Chen, Fen, Wu, Ligui, Xiao, Xiaoyu, Rong, Lingling, Li, Mi, Zou, Xiaoming
Environmental sciences Europe 2020 v.32 no.1 pp. 41
Vibrio fischeri, acute toxicity, additive effect, antagonism, chronic toxicity, mechanism of action, models, nanoparticles, prediction, toxicity testing, zinc, zinc oxide, Yangtze River

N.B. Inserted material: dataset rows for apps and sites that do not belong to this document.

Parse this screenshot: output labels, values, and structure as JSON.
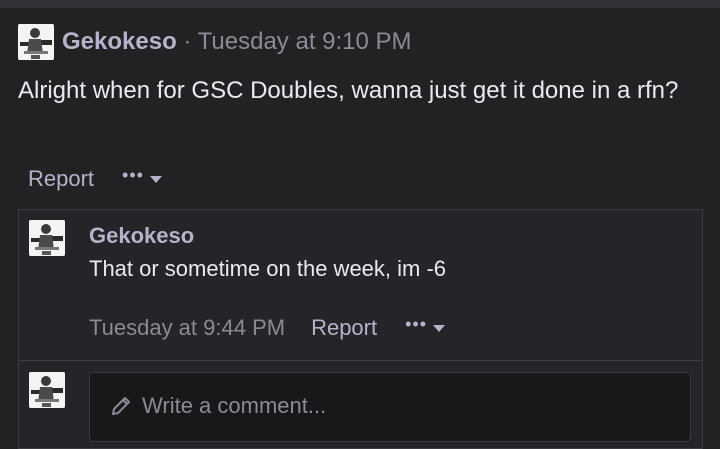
{
  "post": {
    "username": "Gekokeso",
    "separator": "·",
    "timestamp": "Tuesday at 9:10 PM",
    "body": "Alright when for GSC Doubles, wanna just get it done in a rfn?",
    "report_label": "Report",
    "more_label": "•••"
  },
  "reply": {
    "username": "Gekokeso",
    "body": "That or sometime on the week, im -6",
    "timestamp": "Tuesday at 9:44 PM",
    "report_label": "Report",
    "more_label": "•••"
  },
  "comment_box": {
    "placeholder": "Write a comment..."
  },
  "colors": {
    "background": "#222124",
    "username": "#b7b1c9",
    "muted": "#8d8a93",
    "text": "#ece9f0"
  }
}
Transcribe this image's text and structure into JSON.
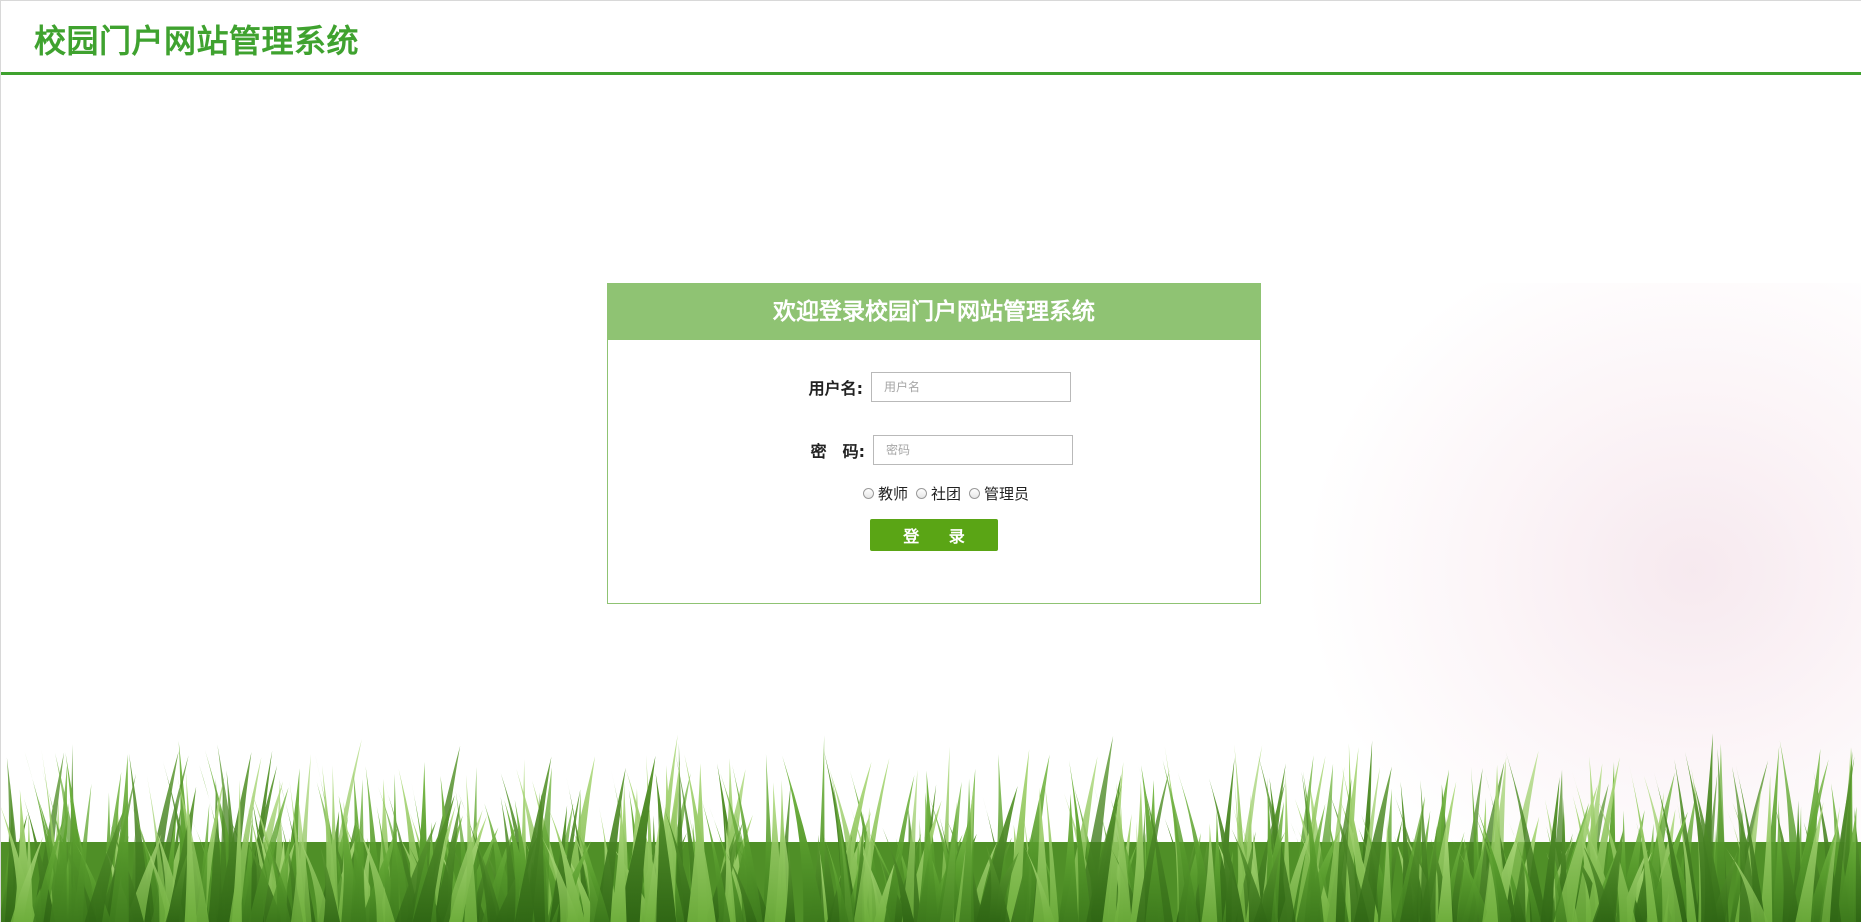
{
  "header": {
    "title": "校园门户网站管理系统"
  },
  "login": {
    "heading": "欢迎登录校园门户网站管理系统",
    "username_label": "用户名:",
    "username_placeholder": "用户名",
    "username_value": "",
    "password_label": "密　码:",
    "password_placeholder": "密码",
    "password_value": "",
    "roles": [
      {
        "label": "教师",
        "selected": false
      },
      {
        "label": "社团",
        "selected": false
      },
      {
        "label": "管理员",
        "selected": false
      }
    ],
    "submit_label": "登 录"
  },
  "colors": {
    "brand_green": "#3fa22f",
    "panel_header": "#8fc373",
    "button_green": "#5aa515"
  },
  "decorations": {
    "background_image": "grass-illustration"
  }
}
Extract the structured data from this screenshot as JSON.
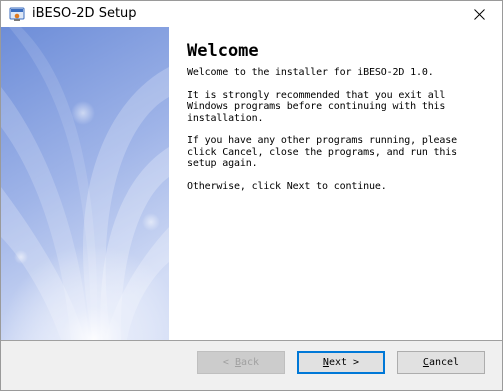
{
  "window": {
    "title": "iBESO-2D Setup"
  },
  "welcome": {
    "heading": "Welcome",
    "paragraphs": [
      "Welcome to the installer for iBESO-2D 1.0.",
      "It is strongly recommended that you exit all\nWindows programs before continuing with this\ninstallation.",
      "If you have any other programs running, please\nclick Cancel, close the programs, and run this\nsetup again.",
      "Otherwise, click Next to continue."
    ]
  },
  "buttons": {
    "back": {
      "mnemonic": "B",
      "rest": "ack",
      "prefix": "< ",
      "suffix": "",
      "enabled": false
    },
    "next": {
      "mnemonic": "N",
      "rest": "ext",
      "prefix": "",
      "suffix": " >",
      "enabled": true
    },
    "cancel": {
      "mnemonic": "C",
      "rest": "ancel",
      "prefix": "",
      "suffix": "",
      "enabled": true
    }
  },
  "icons": {
    "app": "installer-icon",
    "close": "close-icon"
  },
  "colors": {
    "banner_top": "#6f8fd9",
    "banner_bottom": "#c6d4f3",
    "default_button_border": "#0078d7",
    "footer_bg": "#f0f0f0"
  }
}
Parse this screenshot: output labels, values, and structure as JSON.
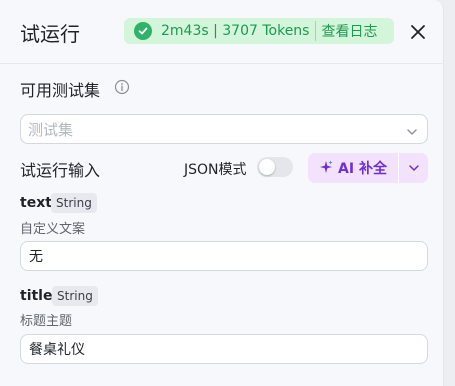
{
  "header": {
    "title": "试运行",
    "status": {
      "summary": "2m43s | 3707 Tokens",
      "log_link": "查看日志",
      "color": "#1d9a52",
      "background": "#d3f5d9",
      "icon": "check-circle-icon"
    },
    "close_icon": "close-icon"
  },
  "testset": {
    "label": "可用测试集",
    "info_icon": "info-icon",
    "placeholder": "测试集",
    "chevron_icon": "chevron-down-icon"
  },
  "run_input": {
    "label": "试运行输入",
    "json_mode_label": "JSON模式",
    "json_mode_enabled": false,
    "ai_button": {
      "label": "AI 补全",
      "icon": "sparkle-icon",
      "dropdown_icon": "chevron-down-icon",
      "color": "#6f2fd6",
      "background": "#f2e2fb"
    }
  },
  "fields": [
    {
      "name": "text",
      "type": "String",
      "description": "自定义文案",
      "value": "无"
    },
    {
      "name": "title",
      "type": "String",
      "description": "标题主题",
      "value": "餐桌礼仪"
    }
  ]
}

BACKGROUND: Zinc oxide nanoparticle (nZnO) and chemicals with different mode of action (MOA, i.e., narcotic and reactive) were frequently detected in the Yangtze River. Organisms are typically exposed to mixtures of nZnO and other chemicals rather than individual nZnO. Toxicity of nZnO is caused by the dissolution of Zn²⁺, which has been proved in the field of single toxicity. However, it is still unclear whether the released Zn²⁺ plays a critical role in the nZnO toxicity of nZnO–chemicals mixtures. In the present study, the binary mixture toxicity of nZnO/Zn²⁺ and chemicals with different MOA was investigated in acute (15 min) and chronic (12 h) toxicity test upon Vibrio fischeri (V. fischeri). The joint effects of nZnO and tested chemicals were explored. Moreover, two classic models, concentration addition (CA) and independent action (IA) were applied to predict the toxicity of mixtures. RESULTS: The difference of toxicity unit (TU) values between the mixtures of Zn²⁺–chemicals with those of nZnO–chemicals was not significant (P > 0.05), not only in acute toxicity test but also in chronic toxicity test. The antagonistic or additive effects for nZnO-chemicals can be observed in most mixtures, with the TU values ranging from 0.75 to 1.77 and 0.47 to 2.45 in acute toxicity test and chronic test, respectively. We also observed that the prediction accuracy of CA and IA models was not very well in the mixtures where the difference between the toxicity ratios of the components was small (less than about 10), with the mean absolute percentage error (MAPE) values ranging from 0.14 to 0.67 for CA model and 0.17–0.51 for IA model, respectively. CONCLUSION: We found that the dissolved Zn²⁺ mainly accounted for the nZnO toxicity in the mixtures of nZnO–chemicals, and the joint effects of these mixtures were mostly antagonism and additivity. CA and IA models were unsuitable for predicting the mixture toxicity of nZnO–chemicals at their equitoxic ratios.